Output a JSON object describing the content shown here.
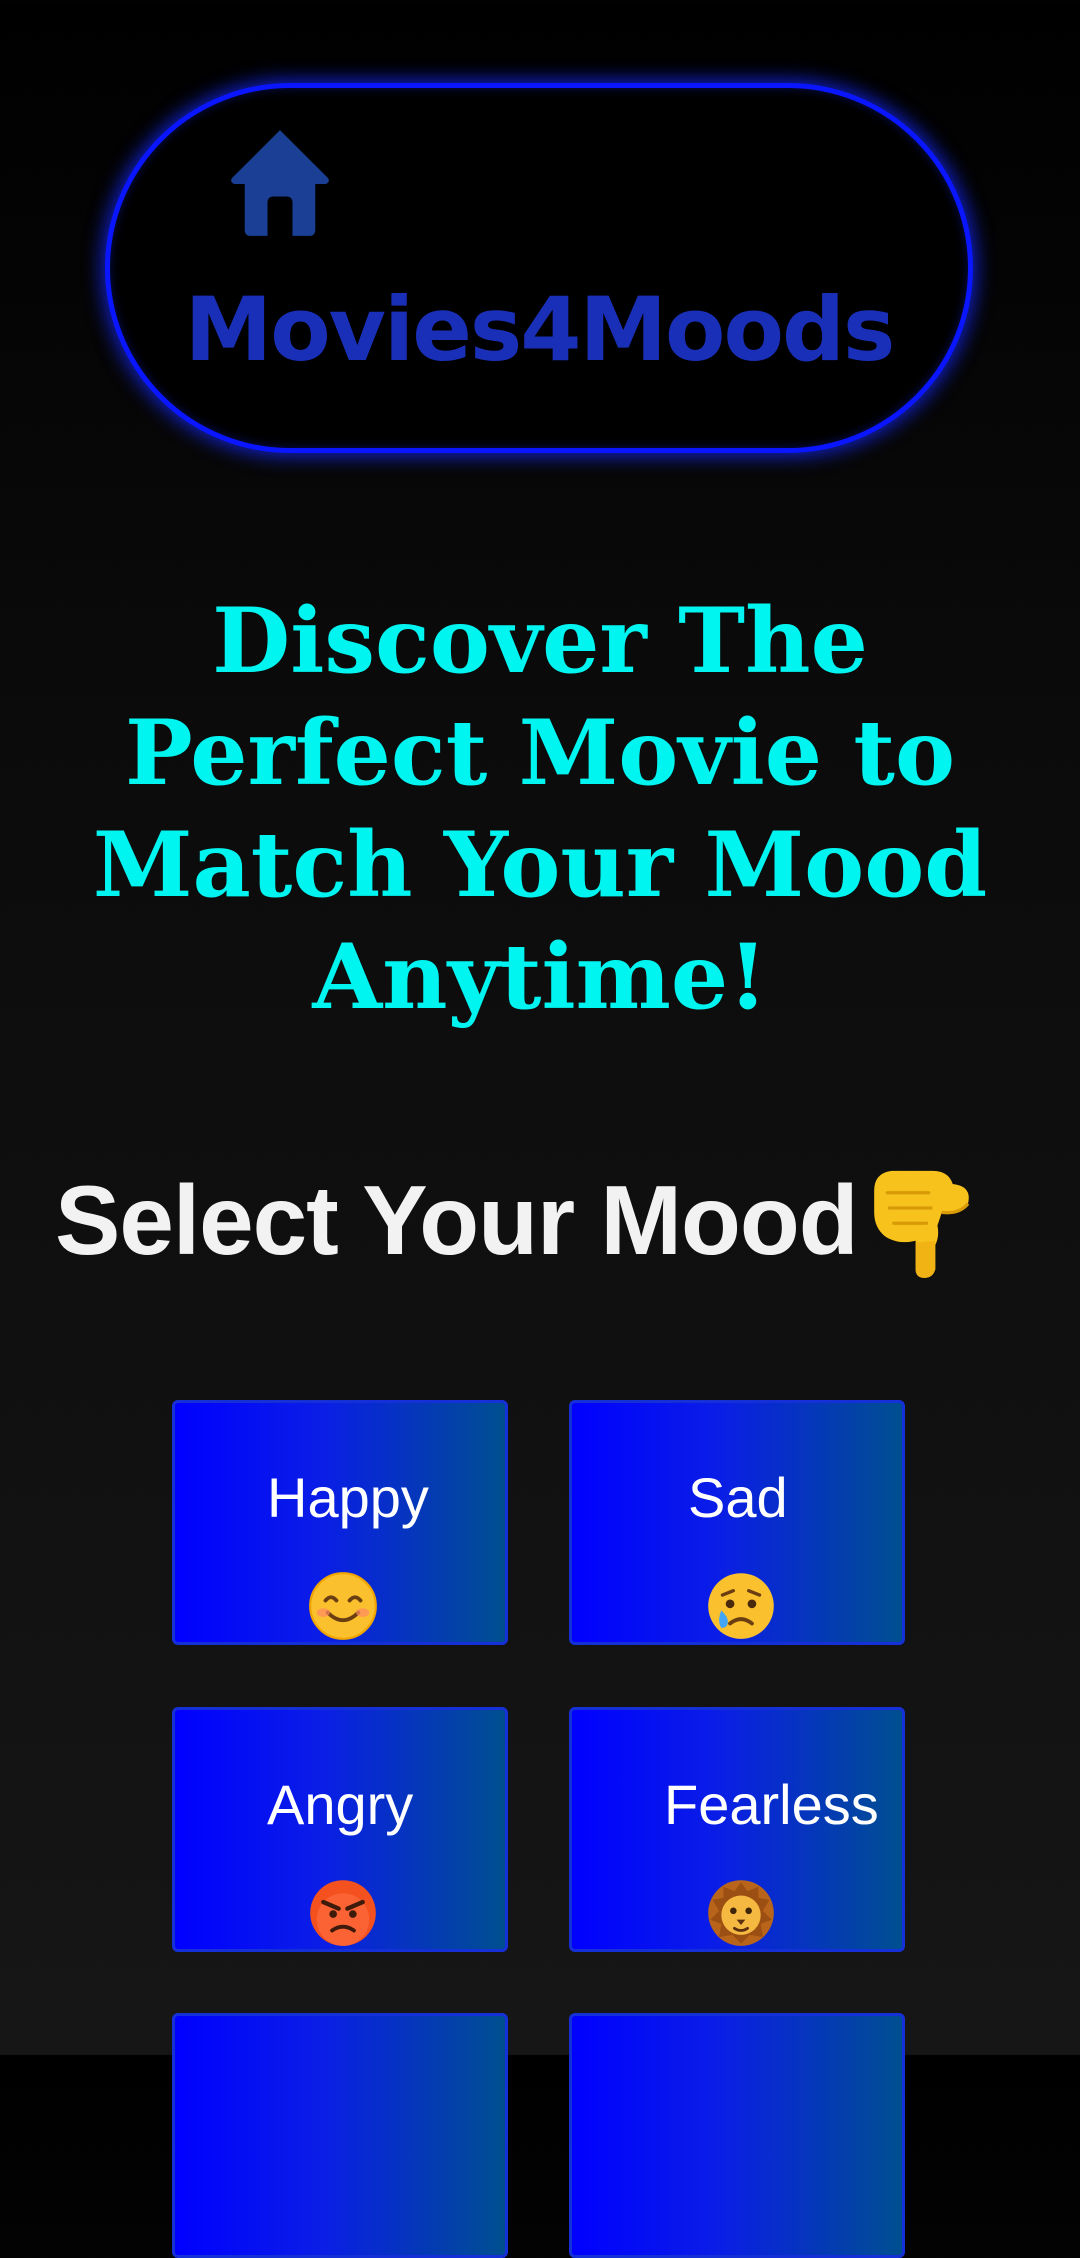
{
  "header": {
    "home_icon": "home-icon",
    "title": "Movies4Moods"
  },
  "hero": {
    "tagline": "Discover The Perfect Movie to Match Your Mood Anytime!"
  },
  "select": {
    "title": "Select Your Mood",
    "icon": "pointing-down-icon"
  },
  "moods": [
    {
      "label": "Happy",
      "icon": "smiling-face-icon"
    },
    {
      "label": "Sad",
      "icon": "crying-face-icon"
    },
    {
      "label": "Angry",
      "icon": "angry-face-icon"
    },
    {
      "label": "Fearless",
      "icon": "lion-face-icon"
    }
  ],
  "colors": {
    "accent_blue": "#0a16ff",
    "title_blue": "#1a2fb8",
    "tagline_cyan": "#00f5f0",
    "card_start": "#0000ff",
    "card_end": "#004f90"
  }
}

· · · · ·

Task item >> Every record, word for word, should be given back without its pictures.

Solution to this problem >>
Output a JSON object describing the content shown here.
{
  "header": {
    "home_icon": "home-icon",
    "title": "Movies4Moods"
  },
  "hero": {
    "tagline": "Discover The Perfect Movie to Match Your Mood Anytime!"
  },
  "select": {
    "title": "Select Your Mood",
    "icon": "pointing-down-icon"
  },
  "moods": [
    {
      "label": "Happy",
      "icon": "smiling-face-icon"
    },
    {
      "label": "Sad",
      "icon": "crying-face-icon"
    },
    {
      "label": "Angry",
      "icon": "angry-face-icon"
    },
    {
      "label": "Fearless",
      "icon": "lion-face-icon"
    }
  ],
  "colors": {
    "accent_blue": "#0a16ff",
    "title_blue": "#1a2fb8",
    "tagline_cyan": "#00f5f0",
    "card_start": "#0000ff",
    "card_end": "#004f90"
  }
}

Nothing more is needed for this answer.